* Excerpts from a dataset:
-------

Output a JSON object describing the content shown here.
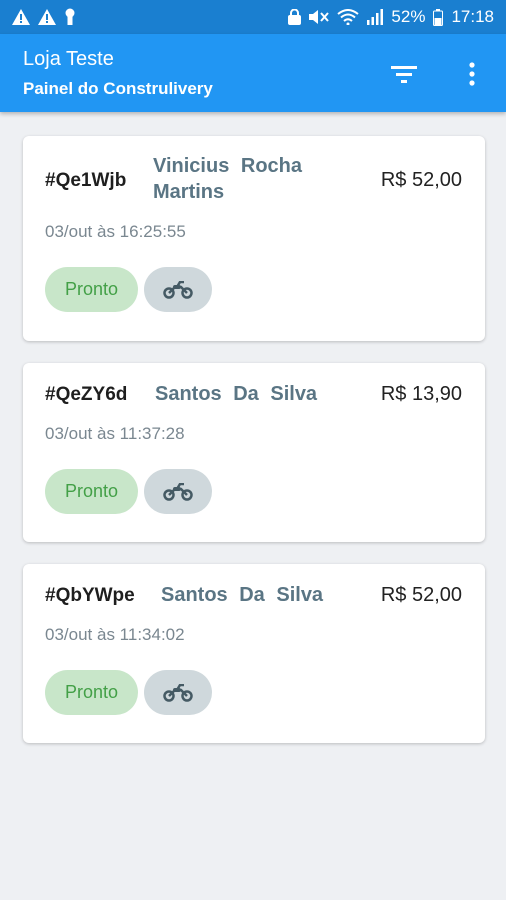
{
  "status_bar": {
    "battery": "52%",
    "time": "17:18",
    "icons": [
      "warning-icon",
      "warning-icon",
      "keyhole-icon",
      "lock-icon",
      "mute-icon",
      "wifi-icon",
      "signal-icon",
      "battery-icon"
    ]
  },
  "app_bar": {
    "title": "Loja Teste",
    "subtitle": "Painel do Construlivery",
    "actions": [
      "filter-icon",
      "more-vert-icon"
    ]
  },
  "orders": [
    {
      "code": "#Qe1Wjb",
      "customer": "Vinicius  Rocha Martins",
      "price": "R$ 52,00",
      "time": "03/out às 16:25:55",
      "status": "Pronto",
      "delivery_icon": "motorcycle-icon"
    },
    {
      "code": "#QeZY6d",
      "customer": "Santos Da Silva",
      "price": "R$ 13,90",
      "time": "03/out às 11:37:28",
      "status": "Pronto",
      "delivery_icon": "motorcycle-icon"
    },
    {
      "code": "#QbYWpe",
      "customer": "Santos Da Silva",
      "price": "R$ 52,00",
      "time": "03/out às 11:34:02",
      "status": "Pronto",
      "delivery_icon": "motorcycle-icon"
    }
  ],
  "colors": {
    "status_bar": "#1a7fd0",
    "app_bar": "#2196f3",
    "background": "#eef0f3",
    "status_chip_bg": "#c8e6c9",
    "status_chip_text": "#43a047",
    "delivery_chip_bg": "#cfd8dc",
    "customer_name": "#5a7584"
  }
}
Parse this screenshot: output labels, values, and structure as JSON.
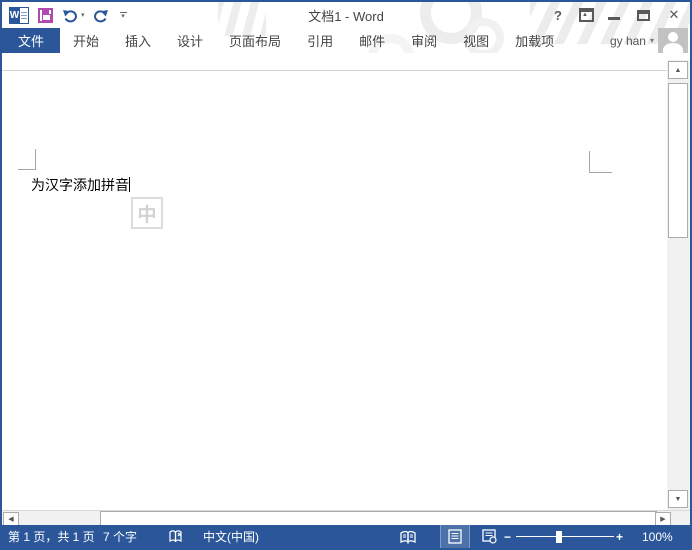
{
  "titlebar": {
    "title": "文档1 - Word",
    "help_label": "?",
    "close_label": "✕"
  },
  "ribbon_tabs": [
    "文件",
    "开始",
    "插入",
    "设计",
    "页面布局",
    "引用",
    "邮件",
    "审阅",
    "视图",
    "加载项"
  ],
  "account": {
    "name": "gy han"
  },
  "document": {
    "body_text": "为汉字添加拼音",
    "ime_indicator": "中"
  },
  "status_bar": {
    "page_info": "第 1 页，共 1 页",
    "word_count": "7 个字",
    "language": "中文(中国)",
    "zoom_out": "−",
    "zoom_in": "+",
    "zoom_level": "100%"
  },
  "icons": {
    "qat": [
      "word-logo",
      "save-icon",
      "undo-icon",
      "redo-icon",
      "customize-qat-icon"
    ],
    "window": [
      "help-icon",
      "ribbon-display-options-icon",
      "minimize-icon",
      "maximize-icon",
      "close-icon"
    ],
    "status": [
      "proofing-icon",
      "read-mode-icon",
      "print-layout-icon",
      "web-layout-icon"
    ]
  },
  "colors": {
    "accent": "#2b579a",
    "save_icon": "#b04ab0",
    "tab_text": "#444444",
    "status_text": "#ffffff",
    "deco": "#ededed",
    "ime_gray": "#d2d2d2"
  }
}
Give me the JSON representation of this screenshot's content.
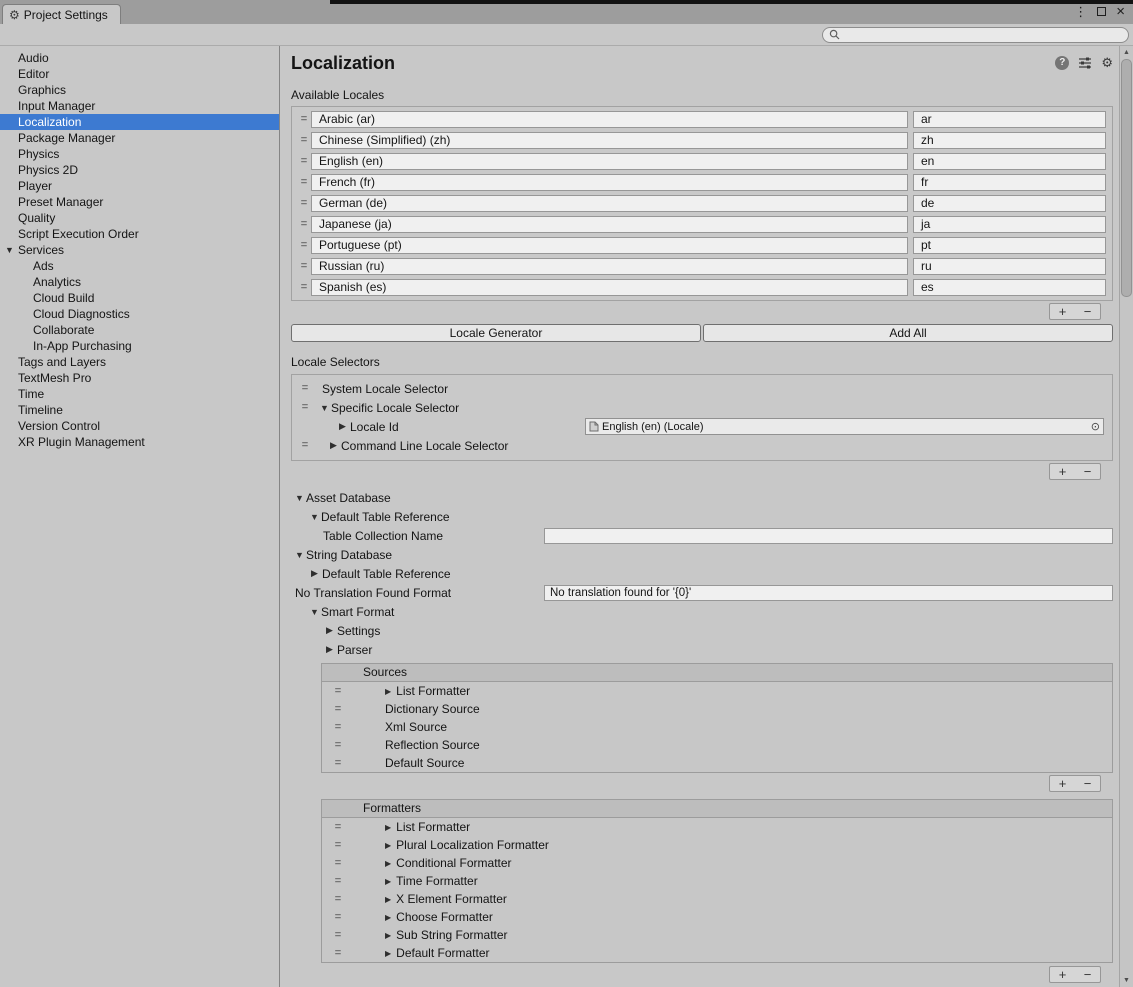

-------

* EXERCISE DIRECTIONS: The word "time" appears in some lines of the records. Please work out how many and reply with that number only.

* REPLY TO THE TASK: 4